As the number of Kannada films produced was very less, the tents were forced to exhibit Tamil films even in Sringeri. Slowly Thippa developed a fascination for them. He told us that unlike the sober Kannada films, the Tamil films were very powerful in dialogue, adventure and heroics! As per him, the names of Kannada films themselves indicated how sober they were. He cited the examples of ‘Jaganmohini’,’Bhaktha Markandeya’, ‘Santa Sakhu Bai’, ‘School Master’ and ‘Vidhi Vilasa’ as proof. As against this, the Tamil films had names like ‘Veera Pandya Katta Bomman’, ‘Neela Malai Thirudan’, ‘Vanji Kottai Valiban’, ‘Kappa Lottiya Tamilan, etc. For us, young boys, in those days nothing was more attractive than reading, hearing and seeing the adventurous stories. We were quite convinced by Thippa’s views considering the awe inspiring names of Tamil films!

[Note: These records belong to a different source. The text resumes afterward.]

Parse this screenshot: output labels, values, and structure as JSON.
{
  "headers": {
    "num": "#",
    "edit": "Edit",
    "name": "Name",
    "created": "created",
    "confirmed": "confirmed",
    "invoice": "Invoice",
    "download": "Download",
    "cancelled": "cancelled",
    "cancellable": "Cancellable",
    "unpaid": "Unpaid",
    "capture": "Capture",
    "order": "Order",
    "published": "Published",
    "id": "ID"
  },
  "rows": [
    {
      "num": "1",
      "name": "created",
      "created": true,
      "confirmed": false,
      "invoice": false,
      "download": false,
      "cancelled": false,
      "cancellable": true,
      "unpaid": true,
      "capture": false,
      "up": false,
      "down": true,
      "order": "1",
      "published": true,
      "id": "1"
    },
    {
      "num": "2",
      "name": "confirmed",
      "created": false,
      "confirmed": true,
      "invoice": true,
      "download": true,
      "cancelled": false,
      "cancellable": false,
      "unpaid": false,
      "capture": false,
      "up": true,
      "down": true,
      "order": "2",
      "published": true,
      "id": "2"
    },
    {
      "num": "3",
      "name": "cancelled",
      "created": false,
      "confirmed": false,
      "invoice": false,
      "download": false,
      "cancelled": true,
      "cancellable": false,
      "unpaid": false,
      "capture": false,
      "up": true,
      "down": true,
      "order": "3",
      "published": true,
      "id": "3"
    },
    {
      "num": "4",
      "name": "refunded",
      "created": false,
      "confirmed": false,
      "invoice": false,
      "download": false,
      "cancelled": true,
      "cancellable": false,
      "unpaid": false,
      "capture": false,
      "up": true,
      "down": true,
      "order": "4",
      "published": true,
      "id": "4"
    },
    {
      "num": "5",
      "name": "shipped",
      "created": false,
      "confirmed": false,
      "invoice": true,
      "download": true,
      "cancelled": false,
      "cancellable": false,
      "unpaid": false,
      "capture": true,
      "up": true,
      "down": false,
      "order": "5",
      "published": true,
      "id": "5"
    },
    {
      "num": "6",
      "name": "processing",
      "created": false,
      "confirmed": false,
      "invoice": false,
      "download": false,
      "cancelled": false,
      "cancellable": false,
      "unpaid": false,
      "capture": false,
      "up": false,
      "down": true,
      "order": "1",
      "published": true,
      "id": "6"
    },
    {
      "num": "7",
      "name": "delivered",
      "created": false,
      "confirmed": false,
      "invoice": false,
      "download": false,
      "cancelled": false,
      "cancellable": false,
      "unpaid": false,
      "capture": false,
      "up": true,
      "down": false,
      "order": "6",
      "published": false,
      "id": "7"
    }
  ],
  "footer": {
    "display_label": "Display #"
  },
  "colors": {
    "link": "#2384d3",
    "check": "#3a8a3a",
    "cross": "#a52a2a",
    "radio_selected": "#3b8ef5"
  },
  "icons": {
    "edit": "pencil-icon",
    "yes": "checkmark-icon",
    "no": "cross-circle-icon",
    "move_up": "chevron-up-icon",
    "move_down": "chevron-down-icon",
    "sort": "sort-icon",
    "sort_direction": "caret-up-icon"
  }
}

I, for one, immediately asked Thippa to teach me singing a Tamil song. He taught me a song which ran as:
“Ponal Pogattum Poda!
Inda Bhuvi Lilayai Vandavar Yarada!
Ponal Pogattum Poda!”
I started singing this loudly as a lullaby while cradling my young brother. To my surprise, the child, instead of getting lulled into a deep sleep, appeared disturbed and in fact started crying! My elder sister came running and asked me to stop singing immediately for God’s sake! She had two questions for me:
1. What was supposed to be the meaning of the song?
2. Why was I shouting it when I was supposed to be singing?
I told her that I sincerely thought that I was only singing it. As for the meaning, I told her that I had absolutely no clue! She told me that she had nothing against Tamil as such but the cradle songs should not be harsh. They are supposed to be sober and melodious to the tender ears of the child.
I had to revert to Thippa as I did not want to give up Tamil singing so easily! On hearing my plight he taught me another song which ran as:
“Ninnai Kande Nanada
Yennai Kande Ninada
Ullasam Pongu Inba Deepavali
(Kanneerum Kadashulyam Deepavali)
Uringu Mugildum Honranga Kalandum
“Kanna Thil Yenne Vennu Kadenagathada
Kanna Thil Vilayada Kalaye Nivada”
..So on and so forth
This song indeed worked for me as my young brother would go to deep sleep on hearing this from me.
Thippa tried his hand in hunting of wild animals. There used to be several hunting parties for wild animals in our village those days. Thippa used to join these parties for hunting. But as luck would have it, he could not proceed beyond hunting down Kurka and Barka! (The terminology used for petty animals).
Thippa married a girl called Devi and enjoyed his family life. Considering his disinterest in his hereditary occupation and his fascination for other ventures, we used to frequently ask him where he was headed ultimately. He was firm in his goal setting. He used to say that all he wanted to was to end up as a gatekeeper in a cinema theatre! That way he could fulfill his desire to see all kinds of cinemas free!
At a particular stage in his life, Thippa abdicated his hereditary occupation in favor of his younger brother Mariya. He simply left the place without disclosing his destination. However, we came to know later that he had indeed achieved his greatest ambition in his life! He had been appointed as a gatekeeper in a permanent cinema theatre in a town in the district of Hassan! While none of his boyhood friends including me could achieve our ambitions in life, it was only Thippa who could do it! I would like to end this episode as a tribute to my great friend of boyhood, the lovable Thippa!
…. (To be continued)…..